Pressure on Latin Mass ‘was a slap in the face’

Müller then returns to the question of the tightening of the Latin Mass decided by Pope Francis, which – according to Ganswein – “broke Ratzinger’s heart”. For Müller, this decision was “a blow” to the traditionalists, who “digged ditches and caused pain”: “In acting in this direction, Pope Francis seems to have listened to a group of advisers, without considering that these action to do so would have the contours of a pure show of force».

The Becciu case

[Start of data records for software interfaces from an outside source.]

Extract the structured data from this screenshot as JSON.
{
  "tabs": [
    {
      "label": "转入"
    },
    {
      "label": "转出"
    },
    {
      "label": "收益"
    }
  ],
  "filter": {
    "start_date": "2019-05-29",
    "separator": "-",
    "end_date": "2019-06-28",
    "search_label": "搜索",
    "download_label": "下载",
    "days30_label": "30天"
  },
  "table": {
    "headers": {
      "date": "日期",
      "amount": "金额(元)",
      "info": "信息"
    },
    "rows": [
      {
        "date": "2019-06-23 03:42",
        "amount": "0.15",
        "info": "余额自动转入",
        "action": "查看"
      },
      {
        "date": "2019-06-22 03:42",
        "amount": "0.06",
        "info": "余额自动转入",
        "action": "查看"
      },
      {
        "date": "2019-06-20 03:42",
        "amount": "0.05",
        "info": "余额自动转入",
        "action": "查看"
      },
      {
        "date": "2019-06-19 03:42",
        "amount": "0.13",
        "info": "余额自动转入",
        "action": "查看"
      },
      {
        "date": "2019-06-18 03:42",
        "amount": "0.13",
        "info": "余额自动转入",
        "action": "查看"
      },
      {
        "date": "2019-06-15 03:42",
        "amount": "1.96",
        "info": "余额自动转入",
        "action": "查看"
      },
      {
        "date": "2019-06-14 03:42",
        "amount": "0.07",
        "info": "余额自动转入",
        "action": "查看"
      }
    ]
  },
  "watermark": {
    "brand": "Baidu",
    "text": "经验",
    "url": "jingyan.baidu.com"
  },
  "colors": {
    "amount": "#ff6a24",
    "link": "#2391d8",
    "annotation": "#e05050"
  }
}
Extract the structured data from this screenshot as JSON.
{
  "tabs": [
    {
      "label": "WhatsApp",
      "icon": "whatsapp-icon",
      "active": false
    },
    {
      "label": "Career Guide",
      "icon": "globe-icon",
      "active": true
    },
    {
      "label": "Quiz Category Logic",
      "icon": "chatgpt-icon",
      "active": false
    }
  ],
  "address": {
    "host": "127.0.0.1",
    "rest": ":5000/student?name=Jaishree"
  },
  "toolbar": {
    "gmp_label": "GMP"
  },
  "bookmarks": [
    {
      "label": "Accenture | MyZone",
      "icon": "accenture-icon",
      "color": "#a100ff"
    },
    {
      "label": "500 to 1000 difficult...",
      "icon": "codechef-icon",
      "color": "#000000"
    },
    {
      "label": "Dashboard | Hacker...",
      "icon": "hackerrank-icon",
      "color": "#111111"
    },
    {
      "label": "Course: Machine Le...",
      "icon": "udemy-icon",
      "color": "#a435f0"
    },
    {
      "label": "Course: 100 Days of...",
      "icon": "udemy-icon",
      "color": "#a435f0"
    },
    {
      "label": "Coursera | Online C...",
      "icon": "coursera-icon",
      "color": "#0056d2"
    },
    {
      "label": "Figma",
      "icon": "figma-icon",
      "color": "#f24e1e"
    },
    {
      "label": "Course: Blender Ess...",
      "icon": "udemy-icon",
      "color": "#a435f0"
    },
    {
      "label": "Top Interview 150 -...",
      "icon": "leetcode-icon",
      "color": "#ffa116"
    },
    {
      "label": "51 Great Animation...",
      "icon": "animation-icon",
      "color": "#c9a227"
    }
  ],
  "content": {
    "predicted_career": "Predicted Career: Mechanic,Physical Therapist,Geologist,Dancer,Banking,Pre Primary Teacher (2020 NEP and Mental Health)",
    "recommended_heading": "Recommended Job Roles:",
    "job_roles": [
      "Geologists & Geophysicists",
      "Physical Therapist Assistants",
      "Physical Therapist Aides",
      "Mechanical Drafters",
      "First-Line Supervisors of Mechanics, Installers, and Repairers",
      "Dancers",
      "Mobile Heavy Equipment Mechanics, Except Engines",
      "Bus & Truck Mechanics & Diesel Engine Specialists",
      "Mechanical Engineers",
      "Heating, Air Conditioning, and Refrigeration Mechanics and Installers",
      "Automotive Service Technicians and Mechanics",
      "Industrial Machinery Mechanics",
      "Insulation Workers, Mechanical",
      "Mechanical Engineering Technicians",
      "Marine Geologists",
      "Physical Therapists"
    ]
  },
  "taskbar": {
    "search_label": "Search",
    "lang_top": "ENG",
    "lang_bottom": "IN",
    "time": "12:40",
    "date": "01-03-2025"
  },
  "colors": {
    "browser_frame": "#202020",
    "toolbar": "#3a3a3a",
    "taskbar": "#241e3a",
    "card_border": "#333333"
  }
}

The former prefect for the Doctrine of the Faith then returns to the case of Cardinal Becciu and criticizes the Pope’s decisions: “Francis decided to severely punish him after someone went to Santa Marta to give him an article from L’Espresso , an Italian weekly that conducted an investigation into the cardinal. But how do you react to a press article? You can’t punish anyone without evidence of their guilt. This practice has occurred frequently in the Vatican, not only in the Becciu case alone, but it has even occurred within the Congregation for the Doctrine of the Faith, when some priests were expelled overnight without justification. For Cardinal Becciu, the question is macroscopic, also because it is reinforced by the mass media: he was humiliated and punished in front of the whole world without being given any opportunity to defend himself. Now the end of the ongoing process before the Vatican court is expected. The presumption of innocence should apply to everyone, an inviolable good since the ancient Romans.


Article is updated…

January 20, 2023 (change January 20, 2023 | 18:53)